Guess who won?
I included more in the Prewar / post-war thread
Quote:
This Jibes with many "unofficial" commentaries that were made from his prewar deshi, to their own student bases. Any number of whom essentially went and saw what Kisshomaru and Tohei were doing and simply said... that was not aikido.

Further comment from another previously untranslated interview with Kuroiwa (1950-60's deshi).
Q: Did you sit at the same table with the Founder and Sawai Sensei and Oyama Sensei?
A: No, but I did overhear Oyama Sensei say "Aikido will disappear after Ueshiba Sensei dies". I also believe that to be the truth.

...I think that today's Aikido basics are mostly Yamaguchi Sensei's showy Aikido. Maybe about 95 percent.

From 2004. A Koryu teacher who received nidan under Ueshiba
"I recognized that energy work you are doing. When O sensei would show up everything would stop and we would do that. They don't teach that anymore you know. It's not in Modern aikido!"
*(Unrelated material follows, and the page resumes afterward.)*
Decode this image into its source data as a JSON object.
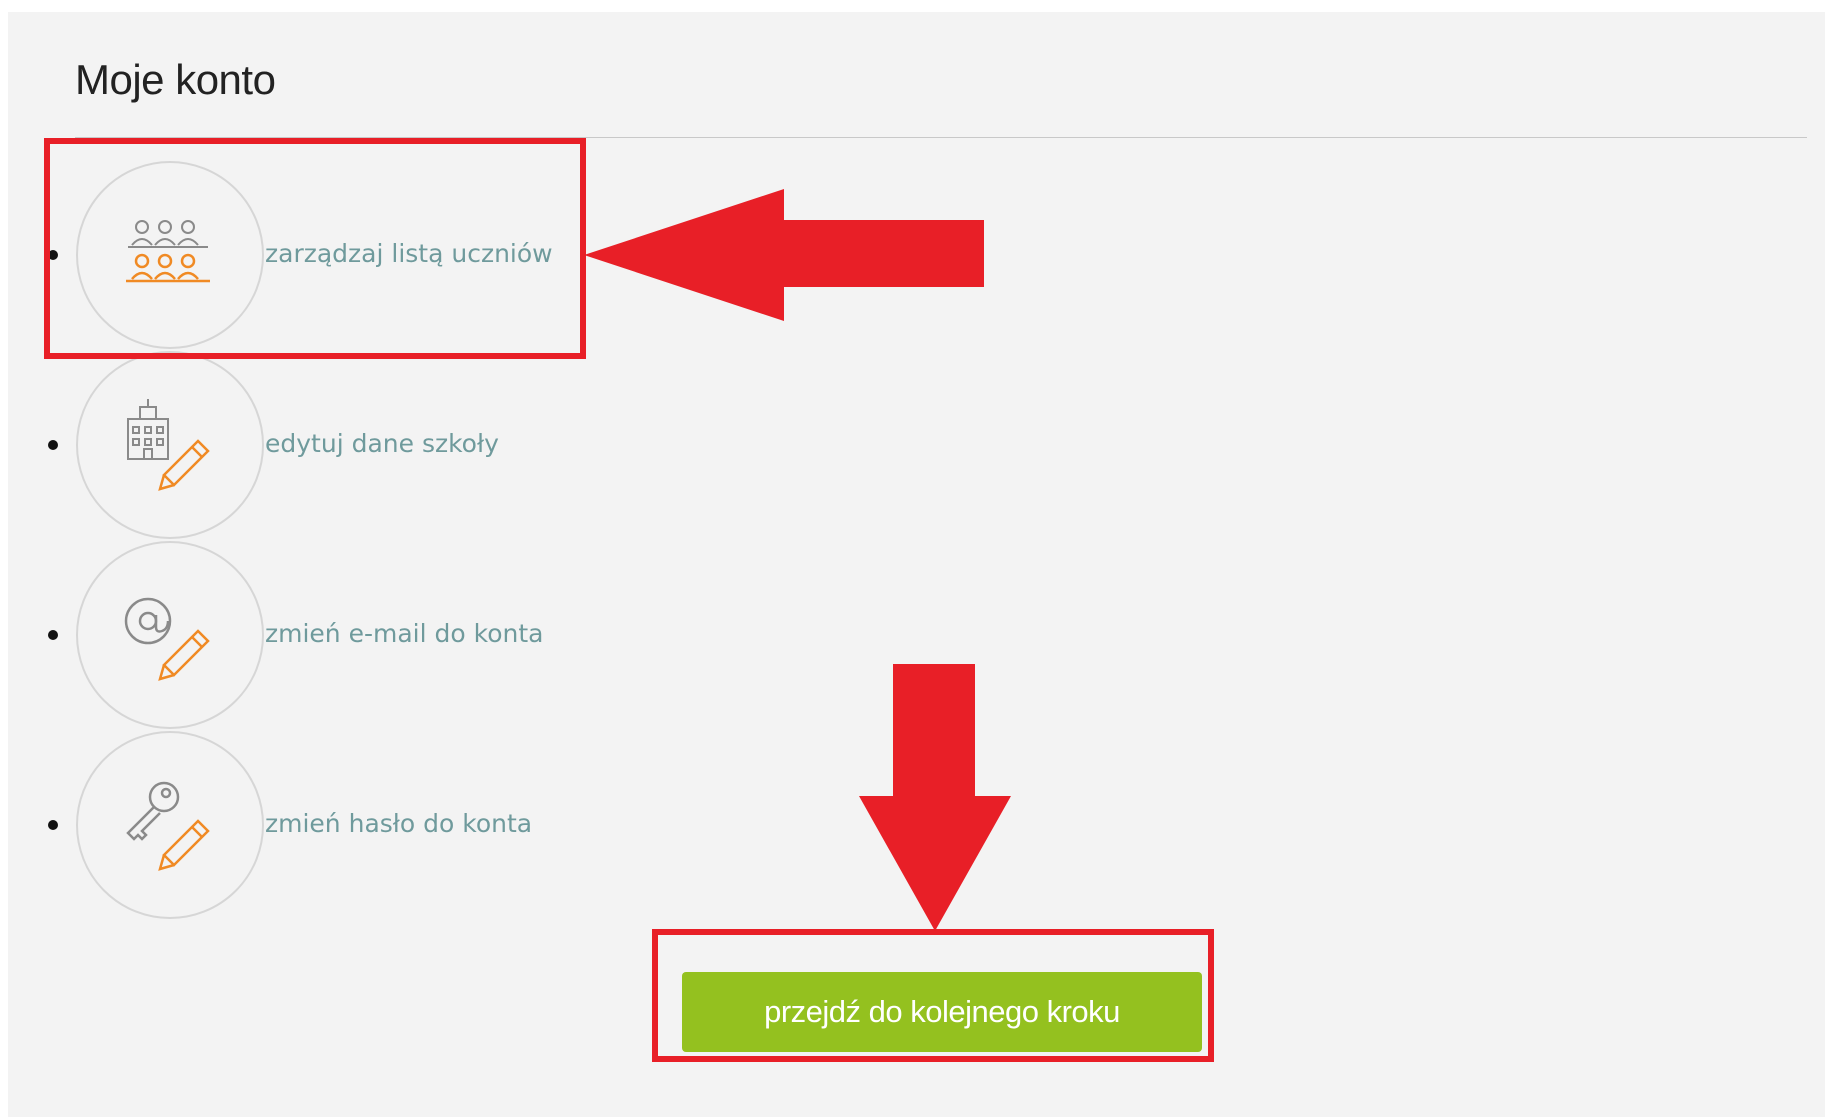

Shirata, as well as Shioda's opinions echo the above.
I think the post war deshi with some real talent, saw what the prewar deshi saw; that Kisshomaru was never going to do the old mans aikido, and those who tried were distanced. It appears, at least on the surface, that not one of the stars did well against Kisshomaru's political machine. And why should they?
Kisshomaru, like his peer Tokimune Takeda, was trying to codify and make a cogent system out of the mess his dad left him. Yes I said that. The fact that he had to do it, and that he was not a talent like his father was quite a headwind.
What to do, what to do...
Against that backdrop you had very talented men who could wind up owning the new burgeoning "system" with systems of their own, thus factionalizing the art. This not because they were bad guys...just that they were talented and ...well...people being people, many times smart Johnnies go where the talent is. And when you read the interviews and read between the lines that is exactly what was happening. The solution? Distance yourself from the bright lights, then distance them from selected others who -if they were either self aware of their failings, or overly confident- would step in to support a bland codified middle.
1. This identifies and establishes your base of support.
2. Both the less talented and the over confident will rush toward it.
3. As is usual, the real talent...leaves; either under pressure or in disgust.

Most in the Aikido community already know this stuff. It's only new information to some people like our Mr. McGrew.


Like I said, this is nothing new, not only in Budo, but in Business. Another interesting note is that many people coast through life and never look closely enough or have the where-with-all to even recognize true talent when it hits them in the face. Many times it's an easy process to herd them into a cohesive and supportive organization that just wants to know their place, what the requirements are and how to all get along.

Shaw said it best:
"A reasonable man looks at the world and thinks how best he can change to fit in.
An unreasonable man looks at the world, and thinks how best he can change it to suit him.
It's no small wonder that the world is ruled by unreasonable men."

Dan

Last edited by DH : 12-02-2011 at 10:13 AM.